### The problem
Wherever the string "color" shows up in the records below, return that line.

### Records supplied
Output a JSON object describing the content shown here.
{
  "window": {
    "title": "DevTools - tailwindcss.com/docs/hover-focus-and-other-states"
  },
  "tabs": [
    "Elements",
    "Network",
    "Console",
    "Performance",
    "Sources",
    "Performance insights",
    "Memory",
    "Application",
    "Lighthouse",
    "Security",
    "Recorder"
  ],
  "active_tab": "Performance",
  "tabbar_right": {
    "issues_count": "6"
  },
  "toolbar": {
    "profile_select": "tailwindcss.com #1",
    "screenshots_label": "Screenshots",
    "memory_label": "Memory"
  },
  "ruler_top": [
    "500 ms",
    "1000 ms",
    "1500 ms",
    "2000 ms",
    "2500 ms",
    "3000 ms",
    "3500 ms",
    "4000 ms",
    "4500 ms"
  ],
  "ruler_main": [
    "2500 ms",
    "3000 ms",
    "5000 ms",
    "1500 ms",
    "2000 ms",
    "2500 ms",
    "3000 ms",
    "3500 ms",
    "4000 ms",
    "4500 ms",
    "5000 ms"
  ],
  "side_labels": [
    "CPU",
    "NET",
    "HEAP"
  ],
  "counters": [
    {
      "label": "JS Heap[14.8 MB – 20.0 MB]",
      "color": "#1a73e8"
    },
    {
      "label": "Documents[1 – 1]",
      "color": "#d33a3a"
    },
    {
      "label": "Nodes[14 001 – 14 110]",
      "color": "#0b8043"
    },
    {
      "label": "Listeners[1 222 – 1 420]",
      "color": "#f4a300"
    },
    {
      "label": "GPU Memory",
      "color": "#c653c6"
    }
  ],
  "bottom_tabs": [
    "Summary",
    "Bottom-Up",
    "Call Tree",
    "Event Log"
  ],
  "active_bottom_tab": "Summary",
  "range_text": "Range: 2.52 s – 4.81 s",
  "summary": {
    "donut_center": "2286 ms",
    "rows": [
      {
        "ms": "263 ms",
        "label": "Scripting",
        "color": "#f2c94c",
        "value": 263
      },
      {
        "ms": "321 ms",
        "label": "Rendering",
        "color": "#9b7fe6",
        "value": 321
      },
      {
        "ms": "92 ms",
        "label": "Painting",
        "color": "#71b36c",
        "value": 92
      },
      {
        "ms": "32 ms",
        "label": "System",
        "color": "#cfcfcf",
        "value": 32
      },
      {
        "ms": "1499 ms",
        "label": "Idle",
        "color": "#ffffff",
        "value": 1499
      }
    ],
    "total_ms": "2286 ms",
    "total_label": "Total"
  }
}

### Solution for this exercise
      "color": "#1a73e8"
      "color": "#d33a3a"
      "color": "#0b8043"
      "color": "#f4a300"
      "color": "#c653c6"
        "color": "#f2c94c",
        "color": "#9b7fe6",
        "color": "#71b36c",
        "color": "#cfcfcf",
        "color": "#ffffff",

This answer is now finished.